TASK OBJECTIVE: All of the records should be reproduced word for word, but no images may appear in the copy.

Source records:

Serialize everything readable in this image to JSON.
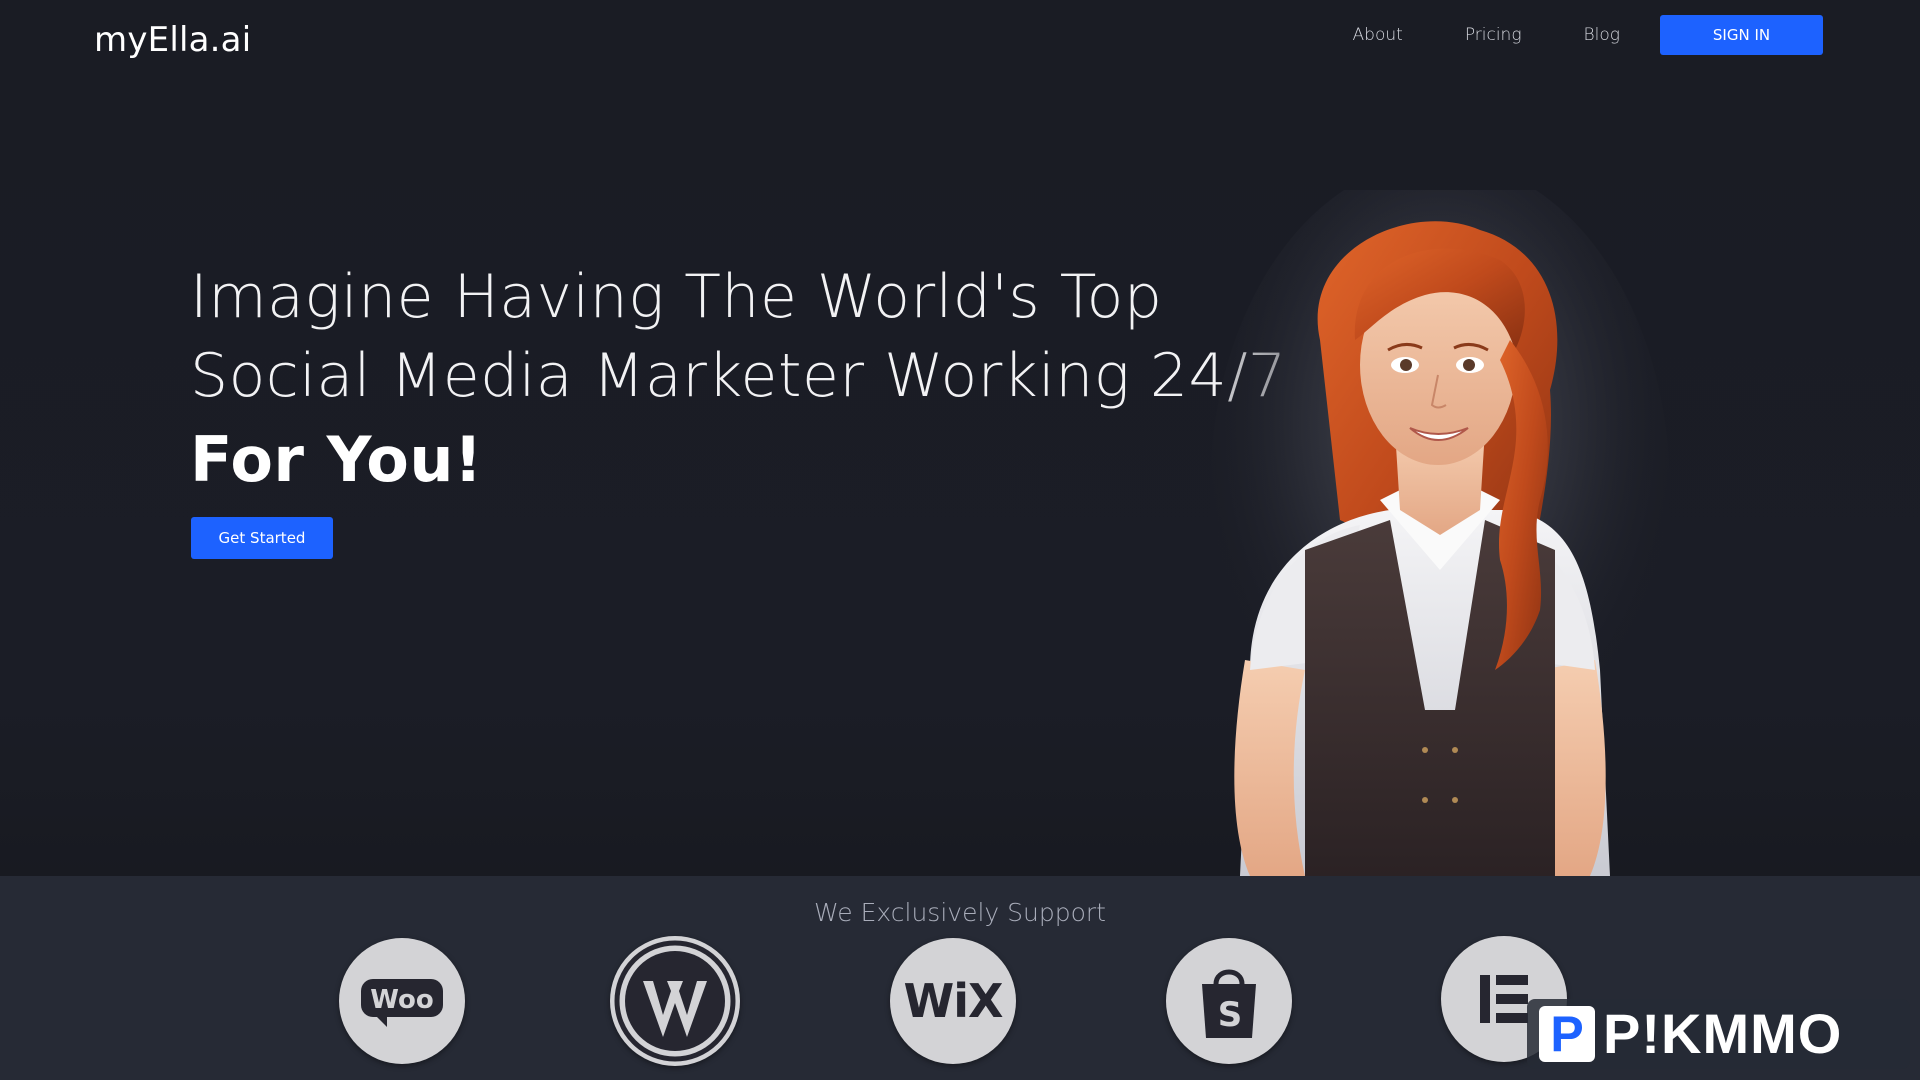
{
  "header": {
    "logo": "myElla.ai",
    "nav": [
      {
        "label": "About"
      },
      {
        "label": "Pricing"
      },
      {
        "label": "Blog"
      }
    ],
    "signin_label": "SIGN IN"
  },
  "hero": {
    "line1": "Imagine Having The World's Top",
    "line2": "Social Media Marketer Working 24/7",
    "line3": "For You!",
    "cta_label": "Get Started"
  },
  "support": {
    "title": "We Exclusively Support",
    "platforms": [
      {
        "name": "woocommerce-icon",
        "label": "Woo"
      },
      {
        "name": "wordpress-icon",
        "label": ""
      },
      {
        "name": "wix-icon",
        "label": "WiX"
      },
      {
        "name": "shopify-icon",
        "label": ""
      },
      {
        "name": "elementor-icon",
        "label": ""
      }
    ]
  },
  "watermark": {
    "letter": "P",
    "text": "P!KMMO"
  },
  "colors": {
    "background": "#1b1d26",
    "accent": "#1d62ff",
    "band": "#262a35",
    "icon_circle": "#d3d3d6"
  }
}
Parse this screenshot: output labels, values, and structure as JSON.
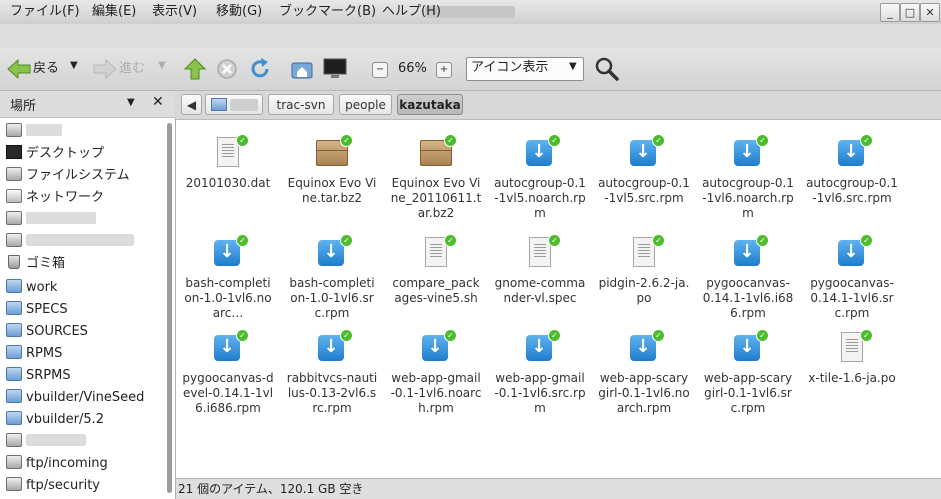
{
  "window": {
    "title": "",
    "controls": [
      "_",
      "□",
      "✕"
    ]
  },
  "menu": [
    {
      "label": "ファイル(F)"
    },
    {
      "label": "編集(E)"
    },
    {
      "label": "表示(V)"
    },
    {
      "label": "移動(G)"
    },
    {
      "label": "ブックマーク(B)"
    },
    {
      "label": "ヘルプ(H)"
    }
  ],
  "toolbar": {
    "back_label": "戻る",
    "forward_label": "進む",
    "zoom_level": "66%",
    "view_mode": "アイコン表示",
    "icons": [
      "back-arrow-icon",
      "forward-arrow-icon",
      "up-arrow-icon",
      "stop-icon",
      "reload-icon",
      "home-icon",
      "computer-icon",
      "zoom-out-icon",
      "zoom-in-icon",
      "search-icon"
    ]
  },
  "sidebar": {
    "title": "場所",
    "places": [
      {
        "label": "",
        "icon": "home-folder-icon",
        "blurred": true
      },
      {
        "label": "デスクトップ",
        "icon": "desktop-icon"
      },
      {
        "label": "ファイルシステム",
        "icon": "drive-icon"
      },
      {
        "label": "ネットワーク",
        "icon": "network-icon"
      },
      {
        "label": "",
        "icon": "drive-icon",
        "blurred": true
      },
      {
        "label": "",
        "icon": "drive-icon",
        "blurred": true
      },
      {
        "label": "ゴミ箱",
        "icon": "trash-icon"
      },
      {
        "label": "work",
        "icon": "folder-icon"
      },
      {
        "label": "SPECS",
        "icon": "folder-icon"
      },
      {
        "label": "SOURCES",
        "icon": "folder-icon"
      },
      {
        "label": "RPMS",
        "icon": "folder-icon"
      },
      {
        "label": "SRPMS",
        "icon": "folder-icon"
      },
      {
        "label": "vbuilder/VineSeed",
        "icon": "folder-icon"
      },
      {
        "label": "vbuilder/5.2",
        "icon": "folder-icon"
      },
      {
        "label": "",
        "icon": "network-folder-icon",
        "blurred": true
      },
      {
        "label": "ftp/incoming",
        "icon": "network-folder-icon"
      },
      {
        "label": "ftp/security",
        "icon": "network-folder-icon"
      }
    ]
  },
  "pathbar": {
    "crumbs": [
      "",
      "trac-svn",
      "people",
      "kazutaka"
    ],
    "active_index": 3
  },
  "files": [
    {
      "name": "20101030.dat",
      "icon": "text-file-icon"
    },
    {
      "name": "Equinox Evo Vine.tar.bz2",
      "icon": "archive-box-icon"
    },
    {
      "name": "Equinox Evo Vine_20110611.tar.bz2",
      "icon": "archive-box-icon"
    },
    {
      "name": "autocgroup-0.1-1vl5.noarch.rpm",
      "icon": "package-download-icon"
    },
    {
      "name": "autocgroup-0.1-1vl5.src.rpm",
      "icon": "package-download-icon"
    },
    {
      "name": "autocgroup-0.1-1vl6.noarch.rpm",
      "icon": "package-download-icon"
    },
    {
      "name": "autocgroup-0.1-1vl6.src.rpm",
      "icon": "package-download-icon"
    },
    {
      "name": "bash-completion-1.0-1vl6.noarc…",
      "icon": "package-download-icon"
    },
    {
      "name": "bash-completion-1.0-1vl6.src.rpm",
      "icon": "package-download-icon"
    },
    {
      "name": "compare_packages-vine5.sh",
      "icon": "text-file-icon"
    },
    {
      "name": "gnome-commander-vl.spec",
      "icon": "text-file-icon"
    },
    {
      "name": "pidgin-2.6.2-ja.po",
      "icon": "text-file-icon"
    },
    {
      "name": "pygoocanvas-0.14.1-1vl6.i686.rpm",
      "icon": "package-download-icon"
    },
    {
      "name": "pygoocanvas-0.14.1-1vl6.src.rpm",
      "icon": "package-download-icon"
    },
    {
      "name": "pygoocanvas-devel-0.14.1-1vl6.i686.rpm",
      "icon": "package-download-icon"
    },
    {
      "name": "rabbitvcs-nautilus-0.13-2vl6.src.rpm",
      "icon": "package-download-icon"
    },
    {
      "name": "web-app-gmail-0.1-1vl6.noarch.rpm",
      "icon": "package-download-icon"
    },
    {
      "name": "web-app-gmail-0.1-1vl6.src.rpm",
      "icon": "package-download-icon"
    },
    {
      "name": "web-app-scarygirl-0.1-1vl6.noarch.rpm",
      "icon": "package-download-icon"
    },
    {
      "name": "web-app-scarygirl-0.1-1vl6.src.rpm",
      "icon": "package-download-icon"
    },
    {
      "name": "x-tile-1.6-ja.po",
      "icon": "text-file-icon"
    }
  ],
  "status": {
    "text": "21 個のアイテム、120.1 GB 空き"
  },
  "colors": {
    "accent": "#1f7ccc",
    "badge": "#4cbb2c"
  }
}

SOLUTION TO THE EXERCISE:
Serialize everything readable in this image to JSON.
{
  "header": {
    "logo": "myElla.ai",
    "nav": [
      {
        "label": "About"
      },
      {
        "label": "Pricing"
      },
      {
        "label": "Blog"
      }
    ],
    "signin_label": "SIGN IN"
  },
  "hero": {
    "line1": "Imagine Having The World's Top",
    "line2": "Social Media Marketer Working 24/7",
    "line3": "For You!",
    "cta_label": "Get Started"
  },
  "support": {
    "title": "We Exclusively Support",
    "platforms": [
      {
        "name": "woocommerce-icon",
        "label": "Woo"
      },
      {
        "name": "wordpress-icon",
        "label": ""
      },
      {
        "name": "wix-icon",
        "label": "WiX"
      },
      {
        "name": "shopify-icon",
        "label": ""
      },
      {
        "name": "elementor-icon",
        "label": ""
      }
    ]
  },
  "watermark": {
    "letter": "P",
    "text": "P!KMMO"
  },
  "colors": {
    "background": "#1b1d26",
    "accent": "#1d62ff",
    "band": "#262a35",
    "icon_circle": "#d3d3d6"
  }
}
Parse this screenshot: output labels, values, and structure as JSON.
{
  "window": {
    "title": "",
    "controls": [
      "_",
      "□",
      "✕"
    ]
  },
  "menu": [
    {
      "label": "ファイル(F)"
    },
    {
      "label": "編集(E)"
    },
    {
      "label": "表示(V)"
    },
    {
      "label": "移動(G)"
    },
    {
      "label": "ブックマーク(B)"
    },
    {
      "label": "ヘルプ(H)"
    }
  ],
  "toolbar": {
    "back_label": "戻る",
    "forward_label": "進む",
    "zoom_level": "66%",
    "view_mode": "アイコン表示",
    "icons": [
      "back-arrow-icon",
      "forward-arrow-icon",
      "up-arrow-icon",
      "stop-icon",
      "reload-icon",
      "home-icon",
      "computer-icon",
      "zoom-out-icon",
      "zoom-in-icon",
      "search-icon"
    ]
  },
  "sidebar": {
    "title": "場所",
    "places": [
      {
        "label": "",
        "icon": "home-folder-icon",
        "blurred": true
      },
      {
        "label": "デスクトップ",
        "icon": "desktop-icon"
      },
      {
        "label": "ファイルシステム",
        "icon": "drive-icon"
      },
      {
        "label": "ネットワーク",
        "icon": "network-icon"
      },
      {
        "label": "",
        "icon": "drive-icon",
        "blurred": true
      },
      {
        "label": "",
        "icon": "drive-icon",
        "blurred": true
      },
      {
        "label": "ゴミ箱",
        "icon": "trash-icon"
      },
      {
        "label": "work",
        "icon": "folder-icon"
      },
      {
        "label": "SPECS",
        "icon": "folder-icon"
      },
      {
        "label": "SOURCES",
        "icon": "folder-icon"
      },
      {
        "label": "RPMS",
        "icon": "folder-icon"
      },
      {
        "label": "SRPMS",
        "icon": "folder-icon"
      },
      {
        "label": "vbuilder/VineSeed",
        "icon": "folder-icon"
      },
      {
        "label": "vbuilder/5.2",
        "icon": "folder-icon"
      },
      {
        "label": "",
        "icon": "network-folder-icon",
        "blurred": true
      },
      {
        "label": "ftp/incoming",
        "icon": "network-folder-icon"
      },
      {
        "label": "ftp/security",
        "icon": "network-folder-icon"
      }
    ]
  },
  "pathbar": {
    "crumbs": [
      "",
      "trac-svn",
      "people",
      "kazutaka"
    ],
    "active_index": 3
  },
  "files": [
    {
      "name": "20101030.dat",
      "icon": "text-file-icon"
    },
    {
      "name": "Equinox Evo Vine.tar.bz2",
      "icon": "archive-box-icon"
    },
    {
      "name": "Equinox Evo Vine_20110611.tar.bz2",
      "icon": "archive-box-icon"
    },
    {
      "name": "autocgroup-0.1-1vl5.noarch.rpm",
      "icon": "package-download-icon"
    },
    {
      "name": "autocgroup-0.1-1vl5.src.rpm",
      "icon": "package-download-icon"
    },
    {
      "name": "autocgroup-0.1-1vl6.noarch.rpm",
      "icon": "package-download-icon"
    },
    {
      "name": "autocgroup-0.1-1vl6.src.rpm",
      "icon": "package-download-icon"
    },
    {
      "name": "bash-completion-1.0-1vl6.noarc…",
      "icon": "package-download-icon"
    },
    {
      "name": "bash-completion-1.0-1vl6.src.rpm",
      "icon": "package-download-icon"
    },
    {
      "name": "compare_packages-vine5.sh",
      "icon": "text-file-icon"
    },
    {
      "name": "gnome-commander-vl.spec",
      "icon": "text-file-icon"
    },
    {
      "name": "pidgin-2.6.2-ja.po",
      "icon": "text-file-icon"
    },
    {
      "name": "pygoocanvas-0.14.1-1vl6.i686.rpm",
      "icon": "package-download-icon"
    },
    {
      "name": "pygoocanvas-0.14.1-1vl6.src.rpm",
      "icon": "package-download-icon"
    },
    {
      "name": "pygoocanvas-devel-0.14.1-1vl6.i686.rpm",
      "icon": "package-download-icon"
    },
    {
      "name": "rabbitvcs-nautilus-0.13-2vl6.src.rpm",
      "icon": "package-download-icon"
    },
    {
      "name": "web-app-gmail-0.1-1vl6.noarch.rpm",
      "icon": "package-download-icon"
    },
    {
      "name": "web-app-gmail-0.1-1vl6.src.rpm",
      "icon": "package-download-icon"
    },
    {
      "name": "web-app-scarygirl-0.1-1vl6.noarch.rpm",
      "icon": "package-download-icon"
    },
    {
      "name": "web-app-scarygirl-0.1-1vl6.src.rpm",
      "icon": "package-download-icon"
    },
    {
      "name": "x-tile-1.6-ja.po",
      "icon": "text-file-icon"
    }
  ],
  "status": {
    "text": "21 個のアイテム、120.1 GB 空き"
  },
  "colors": {
    "accent": "#1f7ccc",
    "badge": "#4cbb2c"
  }
}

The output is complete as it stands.